> Work order
Return exactly these lines and no others: the one containing "Serialize everything readable" and all that follow it to the end of the listing below.
*** Provided entries Section Begins ***
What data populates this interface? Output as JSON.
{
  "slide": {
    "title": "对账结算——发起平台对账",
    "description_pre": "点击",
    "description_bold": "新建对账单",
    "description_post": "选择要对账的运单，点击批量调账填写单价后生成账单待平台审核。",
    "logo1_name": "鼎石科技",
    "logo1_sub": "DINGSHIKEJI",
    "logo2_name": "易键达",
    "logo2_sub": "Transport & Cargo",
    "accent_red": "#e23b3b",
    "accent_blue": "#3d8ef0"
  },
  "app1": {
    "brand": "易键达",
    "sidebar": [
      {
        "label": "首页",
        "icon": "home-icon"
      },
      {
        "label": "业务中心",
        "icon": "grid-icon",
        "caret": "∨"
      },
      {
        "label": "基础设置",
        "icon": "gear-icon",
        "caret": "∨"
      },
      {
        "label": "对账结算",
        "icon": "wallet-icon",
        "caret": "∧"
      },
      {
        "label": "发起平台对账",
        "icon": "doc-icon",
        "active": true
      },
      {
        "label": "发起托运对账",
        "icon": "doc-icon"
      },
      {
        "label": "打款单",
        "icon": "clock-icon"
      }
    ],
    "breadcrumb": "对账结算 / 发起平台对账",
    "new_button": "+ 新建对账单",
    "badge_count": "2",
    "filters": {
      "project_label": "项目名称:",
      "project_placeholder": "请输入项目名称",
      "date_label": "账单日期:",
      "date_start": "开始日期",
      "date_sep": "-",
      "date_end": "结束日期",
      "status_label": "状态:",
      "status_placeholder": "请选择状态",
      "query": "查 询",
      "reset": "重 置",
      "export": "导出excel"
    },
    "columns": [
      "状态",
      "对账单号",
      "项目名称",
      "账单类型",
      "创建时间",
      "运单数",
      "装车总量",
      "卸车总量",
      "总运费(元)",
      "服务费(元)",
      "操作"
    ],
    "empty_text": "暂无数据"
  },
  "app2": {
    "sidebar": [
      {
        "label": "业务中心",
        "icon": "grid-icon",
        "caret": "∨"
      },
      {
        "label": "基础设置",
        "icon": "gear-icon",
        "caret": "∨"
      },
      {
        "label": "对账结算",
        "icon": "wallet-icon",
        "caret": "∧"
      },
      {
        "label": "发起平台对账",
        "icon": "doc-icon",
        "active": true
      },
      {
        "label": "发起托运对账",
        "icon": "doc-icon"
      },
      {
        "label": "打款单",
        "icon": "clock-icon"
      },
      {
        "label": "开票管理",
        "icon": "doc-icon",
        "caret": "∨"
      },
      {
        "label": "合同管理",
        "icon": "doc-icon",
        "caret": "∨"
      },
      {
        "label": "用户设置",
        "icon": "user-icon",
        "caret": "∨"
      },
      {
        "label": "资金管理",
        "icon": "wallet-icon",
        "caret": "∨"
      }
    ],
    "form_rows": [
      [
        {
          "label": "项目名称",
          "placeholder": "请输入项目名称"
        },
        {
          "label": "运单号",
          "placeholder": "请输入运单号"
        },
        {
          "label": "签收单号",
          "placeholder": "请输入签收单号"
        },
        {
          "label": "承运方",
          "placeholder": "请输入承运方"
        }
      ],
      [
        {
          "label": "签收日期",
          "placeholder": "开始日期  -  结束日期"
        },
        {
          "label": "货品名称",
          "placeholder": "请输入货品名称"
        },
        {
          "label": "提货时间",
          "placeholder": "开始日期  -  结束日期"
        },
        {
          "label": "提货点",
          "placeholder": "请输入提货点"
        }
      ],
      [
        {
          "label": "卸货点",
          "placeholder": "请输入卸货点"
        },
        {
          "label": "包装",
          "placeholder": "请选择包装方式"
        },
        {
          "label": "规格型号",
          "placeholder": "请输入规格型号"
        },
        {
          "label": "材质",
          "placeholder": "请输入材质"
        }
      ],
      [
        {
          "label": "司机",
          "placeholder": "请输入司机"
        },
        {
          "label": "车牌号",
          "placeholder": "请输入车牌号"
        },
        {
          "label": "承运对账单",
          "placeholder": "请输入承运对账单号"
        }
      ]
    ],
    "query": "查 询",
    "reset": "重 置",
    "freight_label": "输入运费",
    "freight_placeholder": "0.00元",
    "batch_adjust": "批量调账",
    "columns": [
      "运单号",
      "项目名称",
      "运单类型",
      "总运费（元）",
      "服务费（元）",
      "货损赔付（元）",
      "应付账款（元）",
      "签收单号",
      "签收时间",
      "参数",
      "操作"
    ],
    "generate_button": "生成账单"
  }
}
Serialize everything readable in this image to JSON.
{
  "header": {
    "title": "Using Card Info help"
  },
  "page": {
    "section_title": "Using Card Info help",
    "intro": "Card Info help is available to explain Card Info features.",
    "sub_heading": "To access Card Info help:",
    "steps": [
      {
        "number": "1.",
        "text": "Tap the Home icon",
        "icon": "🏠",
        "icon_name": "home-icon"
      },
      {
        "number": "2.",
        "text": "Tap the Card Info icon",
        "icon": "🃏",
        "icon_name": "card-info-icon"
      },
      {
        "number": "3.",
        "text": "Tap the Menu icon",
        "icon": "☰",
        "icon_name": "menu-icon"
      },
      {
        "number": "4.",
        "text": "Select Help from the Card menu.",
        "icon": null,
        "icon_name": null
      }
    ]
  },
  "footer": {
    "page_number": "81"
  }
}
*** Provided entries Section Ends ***
> Answer for this exercise
Serialize everything readable in this image to JSON.
{
  "header": {
    "title": "Using Card Info help"
  },
  "page": {
    "section_title": "Using Card Info help",
    "intro": "Card Info help is available to explain Card Info features.",
    "sub_heading": "To access Card Info help:",
    "steps": [
      {
        "number": "1.",
        "text": "Tap the Home icon",
        "icon": "🏠",
        "icon_name": "home-icon"
      },
      {
        "number": "2.",
        "text": "Tap the Card Info icon",
        "icon": "🃏",
        "icon_name": "card-info-icon"
      },
      {
        "number": "3.",
        "text": "Tap the Menu icon",
        "icon": "☰",
        "icon_name": "menu-icon"
      },
      {
        "number": "4.",
        "text": "Select Help from the Card menu.",
        "icon": null,
        "icon_name": null
      }
    ]
  },
  "footer": {
    "page_number": "81"
  }
}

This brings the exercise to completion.